The Sinking Cities Project was a global cross-border collaborative investigation examining the impact of sea-level rise on major cities around the world. Tina Lee and Ope Adetayo will present the project, including how they commissioned satellite imagery to investigate the vanishing of critical wetlands over decades in Lagos, Nigeria.
2. Translating the impacts of climate change into everyday life
Everything is connected. The effects of climate change are everywhere, but the connections may not be obvious. How can journalists make these links visible? In this session, Aline Flor, environment reporter for the Portuguese national newspaper Público, will talk about how the climate desk Azul covers these issues that have such an impact on our lives, using multimedia and user-friendly content and approaches that focus on translating the impact of climate change into people's everyday lives - and vice-versa.
3. Visualising Climate Data
Climate data can be overwhelming and highly technical, so how do you communicate large data sets to audiences and make them relevant and interesting? During this session, Wim Zwijnenburg and Cornelia Scholz will look at different ways to visualise climate data in order to tell stories that engage audiences.
On 5 June 2022, Brazilian indigenist Bruno Pereira and British journalist Dom Phillips were murdered in the Amazon while investigating illegal logging. Since 2004, according to data from the Committee to Protect Journalists, more than 30 environmental journalists have been killed while reporting in the field.
In this session, Laurent Richard from Forbidden Stories will look at the case of Bruno and Dom, focusing on how attention was raised to fight for justice, and what governments, international organisations and newsrooms can do to protect journalists covering the environment.
What does ''green'' or ''carbon neutral'' mean? How should journalists cover climate-related corporate announcements? How do companies count their greenhouse gas emissions, and can they really be ''net zero''? AFP will work on real-life examples in this workshop and introduce you to a short online course with tools and tips for tackling climate misinformation. Please bring a laptop if possible.
Manuel Banza é um cientista de dados interessado em temas de mobilidade, urbanismo e participação. O seu trabalho é frequentemente coberto pela Mensagem, a revista digital dedicada a Lisboa. Nesta sessão em português, Manuel vai explicar como os dados nos podem ajudar a identificar estratégias e prioridades no combate aos efeitos das alterações climáticas, bem como, melhorar a qualidade de vida nas cidades através da participação cidadã, tornando-as mais sustentáveis e resilientes.

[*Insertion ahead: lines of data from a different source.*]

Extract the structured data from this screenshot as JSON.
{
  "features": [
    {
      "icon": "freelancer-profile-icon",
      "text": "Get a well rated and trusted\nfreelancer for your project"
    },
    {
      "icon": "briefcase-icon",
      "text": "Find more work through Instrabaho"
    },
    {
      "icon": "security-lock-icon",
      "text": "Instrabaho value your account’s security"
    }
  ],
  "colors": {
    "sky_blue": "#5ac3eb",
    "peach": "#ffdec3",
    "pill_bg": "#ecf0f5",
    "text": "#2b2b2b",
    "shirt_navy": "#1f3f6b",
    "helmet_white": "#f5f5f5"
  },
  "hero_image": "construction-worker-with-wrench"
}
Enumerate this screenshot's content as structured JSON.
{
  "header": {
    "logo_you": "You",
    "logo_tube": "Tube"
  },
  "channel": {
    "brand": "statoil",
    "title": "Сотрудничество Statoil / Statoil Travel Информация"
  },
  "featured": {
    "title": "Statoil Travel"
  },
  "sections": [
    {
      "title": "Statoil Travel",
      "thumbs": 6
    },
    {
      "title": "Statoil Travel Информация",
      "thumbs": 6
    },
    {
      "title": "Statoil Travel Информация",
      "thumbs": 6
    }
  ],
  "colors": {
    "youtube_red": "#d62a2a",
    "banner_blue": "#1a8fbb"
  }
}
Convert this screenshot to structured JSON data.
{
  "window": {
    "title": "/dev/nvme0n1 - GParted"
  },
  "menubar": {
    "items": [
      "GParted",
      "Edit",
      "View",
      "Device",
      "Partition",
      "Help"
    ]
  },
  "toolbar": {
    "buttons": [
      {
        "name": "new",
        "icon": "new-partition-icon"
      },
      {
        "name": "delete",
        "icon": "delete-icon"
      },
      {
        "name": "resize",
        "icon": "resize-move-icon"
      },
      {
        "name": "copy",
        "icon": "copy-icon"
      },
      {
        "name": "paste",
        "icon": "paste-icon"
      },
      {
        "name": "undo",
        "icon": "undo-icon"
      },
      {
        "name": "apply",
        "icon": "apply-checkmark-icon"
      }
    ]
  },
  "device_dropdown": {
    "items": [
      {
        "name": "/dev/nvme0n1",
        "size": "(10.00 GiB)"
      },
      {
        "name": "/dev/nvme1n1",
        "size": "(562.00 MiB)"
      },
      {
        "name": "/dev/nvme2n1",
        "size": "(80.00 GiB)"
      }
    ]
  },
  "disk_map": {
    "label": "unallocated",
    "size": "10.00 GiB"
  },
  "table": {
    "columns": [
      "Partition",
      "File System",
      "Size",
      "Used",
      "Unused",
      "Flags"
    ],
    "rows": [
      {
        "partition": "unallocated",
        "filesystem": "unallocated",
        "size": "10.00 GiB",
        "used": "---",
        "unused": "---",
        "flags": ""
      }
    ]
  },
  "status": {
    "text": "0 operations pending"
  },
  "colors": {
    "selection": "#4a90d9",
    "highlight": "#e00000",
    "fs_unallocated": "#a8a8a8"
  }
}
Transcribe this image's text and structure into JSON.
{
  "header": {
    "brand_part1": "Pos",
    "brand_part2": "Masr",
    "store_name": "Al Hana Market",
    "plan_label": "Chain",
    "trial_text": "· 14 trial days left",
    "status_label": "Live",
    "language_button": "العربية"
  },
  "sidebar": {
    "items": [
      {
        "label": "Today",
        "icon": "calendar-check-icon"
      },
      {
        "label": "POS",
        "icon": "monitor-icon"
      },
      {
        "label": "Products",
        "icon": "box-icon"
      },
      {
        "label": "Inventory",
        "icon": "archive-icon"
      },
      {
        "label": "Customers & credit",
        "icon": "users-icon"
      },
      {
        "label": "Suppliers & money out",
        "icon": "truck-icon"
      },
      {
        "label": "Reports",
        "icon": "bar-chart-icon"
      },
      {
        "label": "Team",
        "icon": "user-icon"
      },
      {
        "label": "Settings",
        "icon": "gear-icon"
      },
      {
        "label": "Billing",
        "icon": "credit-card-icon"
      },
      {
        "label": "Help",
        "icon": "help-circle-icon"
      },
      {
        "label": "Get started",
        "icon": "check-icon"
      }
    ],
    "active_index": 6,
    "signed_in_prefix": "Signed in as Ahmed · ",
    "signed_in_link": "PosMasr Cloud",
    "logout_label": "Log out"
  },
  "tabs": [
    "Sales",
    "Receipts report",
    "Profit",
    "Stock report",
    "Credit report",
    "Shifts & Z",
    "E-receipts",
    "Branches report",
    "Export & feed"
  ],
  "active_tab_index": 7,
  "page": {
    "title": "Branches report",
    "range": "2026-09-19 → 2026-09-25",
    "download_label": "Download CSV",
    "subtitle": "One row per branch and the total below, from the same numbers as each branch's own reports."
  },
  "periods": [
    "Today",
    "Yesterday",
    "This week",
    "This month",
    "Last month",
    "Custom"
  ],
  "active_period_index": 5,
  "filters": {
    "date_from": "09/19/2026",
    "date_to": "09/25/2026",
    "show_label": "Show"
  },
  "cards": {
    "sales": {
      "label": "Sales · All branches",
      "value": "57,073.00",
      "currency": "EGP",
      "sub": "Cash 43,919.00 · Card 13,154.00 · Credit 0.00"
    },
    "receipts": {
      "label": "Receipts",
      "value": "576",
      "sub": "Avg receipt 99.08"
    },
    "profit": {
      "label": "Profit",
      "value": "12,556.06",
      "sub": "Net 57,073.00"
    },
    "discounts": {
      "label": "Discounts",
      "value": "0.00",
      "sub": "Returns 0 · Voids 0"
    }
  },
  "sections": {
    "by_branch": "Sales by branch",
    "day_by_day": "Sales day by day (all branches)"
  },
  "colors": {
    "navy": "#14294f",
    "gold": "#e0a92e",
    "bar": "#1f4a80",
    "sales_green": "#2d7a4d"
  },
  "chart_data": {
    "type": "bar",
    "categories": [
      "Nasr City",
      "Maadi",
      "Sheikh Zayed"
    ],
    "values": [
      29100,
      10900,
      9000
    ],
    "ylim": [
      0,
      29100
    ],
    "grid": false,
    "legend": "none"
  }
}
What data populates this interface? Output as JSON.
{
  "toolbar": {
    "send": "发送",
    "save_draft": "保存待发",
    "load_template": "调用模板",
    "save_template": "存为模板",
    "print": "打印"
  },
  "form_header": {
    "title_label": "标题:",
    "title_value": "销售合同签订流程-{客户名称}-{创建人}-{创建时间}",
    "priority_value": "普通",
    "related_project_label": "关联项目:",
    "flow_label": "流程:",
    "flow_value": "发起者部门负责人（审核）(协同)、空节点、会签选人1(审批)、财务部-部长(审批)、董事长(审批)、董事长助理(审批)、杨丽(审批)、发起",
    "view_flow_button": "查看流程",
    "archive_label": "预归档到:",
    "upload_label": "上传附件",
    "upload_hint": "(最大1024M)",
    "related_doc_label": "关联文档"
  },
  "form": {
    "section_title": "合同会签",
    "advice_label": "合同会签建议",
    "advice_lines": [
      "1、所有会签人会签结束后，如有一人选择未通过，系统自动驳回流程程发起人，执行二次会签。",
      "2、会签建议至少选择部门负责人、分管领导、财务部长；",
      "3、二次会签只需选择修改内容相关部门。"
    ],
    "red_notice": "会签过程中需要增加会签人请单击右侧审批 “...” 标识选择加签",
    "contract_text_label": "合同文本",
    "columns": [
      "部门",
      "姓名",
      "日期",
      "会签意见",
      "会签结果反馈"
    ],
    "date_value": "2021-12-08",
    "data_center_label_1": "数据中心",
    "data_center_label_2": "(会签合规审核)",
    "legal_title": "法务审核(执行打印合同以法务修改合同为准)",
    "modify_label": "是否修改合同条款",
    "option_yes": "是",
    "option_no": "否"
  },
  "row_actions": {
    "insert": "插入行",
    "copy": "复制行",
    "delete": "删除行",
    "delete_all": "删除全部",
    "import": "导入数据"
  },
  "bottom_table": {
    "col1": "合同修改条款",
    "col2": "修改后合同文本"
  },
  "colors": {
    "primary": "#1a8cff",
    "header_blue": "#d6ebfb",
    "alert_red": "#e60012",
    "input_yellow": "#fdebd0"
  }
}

Manuel Banza is a data scientist interested in mobility, urbanism and participation. His work is frequently covered by Mensagem, the digital magazine dedicated to Lisbon. In this session in Portuguese, Manuel will explain his work and how data can help us identify strategies and priorities to mitigate the effects of climate change, as well as improve the quality of life in cities through citizen participation, making them more sustainable and resilient.
Tina Lee will share about Unbias the News’ efforts to hire local journalists report on climate topics for Sinking Cities and their Chain Reactions series. She will also share tips on how to find local journalists and principals for equitable newsrooms.
A panel discussion, moderated by Fara Warner, Climate Director at Solutions Journalism Network.
An introduction and guide on accessing and using Google Earth Engine, Google's tool for accessing a multi-petabyte catalog of satellite imagery and geospatial datasets. Earth Engine allows planetary-scale analysis to detect changes, map trends, and quantify differences on the Earth's surface.
As online video platforms like YouTube explode in popularity, they offer fresh ways to communicate complex climate issues. This session explores the potential of these platforms for climate journalism, providing practical strategies to create engaging, informative, and impactful content that cuts through the noise and resonates with a broad, diverse audience.
Winners of the Climate Journalism Award present their winning projects across five categories, introduced by the Award Jury.